Charlie of course said it best: 

“All I want to know is where I’m going to die so I’ll never go there.” 

Not only does this mindset promote a culture of prudence when seeking new investments, it requires us to invert and review our convictions, precluding us from making investments that have the potential to cause permanent loss. 

This is one reason investors won’t find us making bets on the direction of interest rates. The only thing we can predict confidently about interest rates is that over time, they will change. 


Finally, a quick comment on inflation. The most predictable and pernicious threat to capital is inflation. We have doubts that the widely distributed statistics on inflation are accurate, and, in any case, the rate of inflation may be different for each of us depending on where we live or what lifestyle we enjoy. 

It’s necessary for any investment manager to recognize that its returns must be viewed in real, inflation-adjusted dollars, and that inflation also compounds against us over time. A positive return on paper is a diminution of wealth unless it outruns the rate of inflation. That yardstick will always be more important to us than our performance versus the investment complex, which often operates to feed itself rather than its clientele. 


Our equity portfolios enter the year with plenty of dry powder – close to 20% in cash and another 8% or so in bonds- while we keep our eyes open for opportunities to compound at rates in excess of historic market returns. We’re always on the lookout for CEOs who demonstrate the ability to reallocate corporate profits at double digit returns in businesses which have attractive economics and formidable barriers to competitive entry. 

Looking backward, our Equity+ strategy has outperformed both the broad market (as measured by the S&P500 index) and our peers adhering to our discipline of “value” investing. 

Our cash position now leaves us in a rather uniquely fortuitous position; able to benefit from either a broad market rally or a broad market decline which allows us to deploy our capital. 


Unlike our equity strategy, both of our fixed income strategies enter the year almost fully invested – just the way we like it. Our goal is to keep any capital allocated to fixed income fully invested at all times, if and only if it remains invested at rates in excess of the expected rate of inflation. 

In general, fixed income investments have been unable to meet our requirement over the past decade. While many may scratch their heads trying to figure out where we found steady investments which outperformed inflation, we’ve been scratching ours trying to figure out why anyone would knowingly invest capital at rates below the rate of inflation. 

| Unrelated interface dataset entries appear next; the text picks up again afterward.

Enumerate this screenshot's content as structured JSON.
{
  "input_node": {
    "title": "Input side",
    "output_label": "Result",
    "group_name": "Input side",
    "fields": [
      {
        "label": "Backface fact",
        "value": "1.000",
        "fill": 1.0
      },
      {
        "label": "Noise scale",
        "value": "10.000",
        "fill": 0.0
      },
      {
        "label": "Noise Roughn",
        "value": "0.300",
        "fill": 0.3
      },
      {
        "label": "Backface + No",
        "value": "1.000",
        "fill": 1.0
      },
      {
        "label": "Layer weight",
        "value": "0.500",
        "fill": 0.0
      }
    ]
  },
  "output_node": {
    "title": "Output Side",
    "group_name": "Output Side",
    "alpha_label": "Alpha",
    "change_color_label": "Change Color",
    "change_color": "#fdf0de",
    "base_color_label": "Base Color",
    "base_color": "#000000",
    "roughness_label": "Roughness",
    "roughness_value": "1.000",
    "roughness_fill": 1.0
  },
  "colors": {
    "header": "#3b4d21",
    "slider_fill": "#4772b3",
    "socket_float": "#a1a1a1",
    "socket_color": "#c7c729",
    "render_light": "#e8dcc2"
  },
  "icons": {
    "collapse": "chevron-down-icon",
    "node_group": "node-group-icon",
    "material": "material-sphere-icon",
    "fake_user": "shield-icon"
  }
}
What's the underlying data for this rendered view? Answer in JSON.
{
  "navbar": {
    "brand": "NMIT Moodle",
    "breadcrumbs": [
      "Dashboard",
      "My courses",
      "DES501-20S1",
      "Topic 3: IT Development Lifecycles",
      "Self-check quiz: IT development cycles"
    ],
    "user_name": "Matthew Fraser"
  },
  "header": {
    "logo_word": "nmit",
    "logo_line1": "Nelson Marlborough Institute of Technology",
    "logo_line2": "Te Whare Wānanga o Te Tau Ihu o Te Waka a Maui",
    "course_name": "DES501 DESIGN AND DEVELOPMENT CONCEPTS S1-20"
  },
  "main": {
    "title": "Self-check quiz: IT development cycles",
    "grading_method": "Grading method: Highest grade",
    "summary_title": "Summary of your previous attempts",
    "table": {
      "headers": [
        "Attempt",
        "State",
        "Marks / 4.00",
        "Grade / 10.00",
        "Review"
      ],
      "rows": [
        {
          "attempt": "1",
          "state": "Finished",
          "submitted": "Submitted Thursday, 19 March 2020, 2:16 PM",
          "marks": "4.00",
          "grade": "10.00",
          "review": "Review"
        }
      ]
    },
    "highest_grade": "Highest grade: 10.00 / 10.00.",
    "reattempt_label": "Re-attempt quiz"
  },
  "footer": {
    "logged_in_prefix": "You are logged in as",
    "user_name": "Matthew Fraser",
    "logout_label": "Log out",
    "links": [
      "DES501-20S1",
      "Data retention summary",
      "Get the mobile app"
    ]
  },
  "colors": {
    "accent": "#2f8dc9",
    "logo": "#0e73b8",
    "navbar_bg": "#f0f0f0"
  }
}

But the past is the past. Below is our current positioning which spells out, in simple terms, our expectation for the future. 

Muni+ as of 12/31/23: 
Cash Yield: 4.6% 
Discount to par: 9% 
Duration: 5 years 


Bloomberg AAA 5yr Muni Yield: 2.2% 

Income+ as of 12/31/23: 
Cash Yield: 5.9% 
% Discount to par: 12% 
Avg. maturity/float: 2.7 years 


US Treasury 10 Year Yield: 3.9% 

For our clients who seek distributable income the first data point gives you a sense of the likely availability of annual income from your portfolio in percentage terms. The second data point – the discount (or premium) to par – or some portion of it, should be added (or subtracted in the case of a premium) to the first data point to give you a sense of your projected total return. Finally, the duration of your portfolio gives a sense of how long it will take to recoup the discount. To be conservative for example, our framework of thinking about Muni+ is that portfolios will produce distributable yield of 4.6% while recouping some portion of the 9% discount over 5 years. If only one point of discount is recouped each year, the potential total return exceeds 5.5%. 

The readily available return from the average mutual fund however, is closer to the 2.2% market average, a number which we believe to be highly unlikely to keep up with inflation. 

-Arch Peregoff 

-Joe Di Scala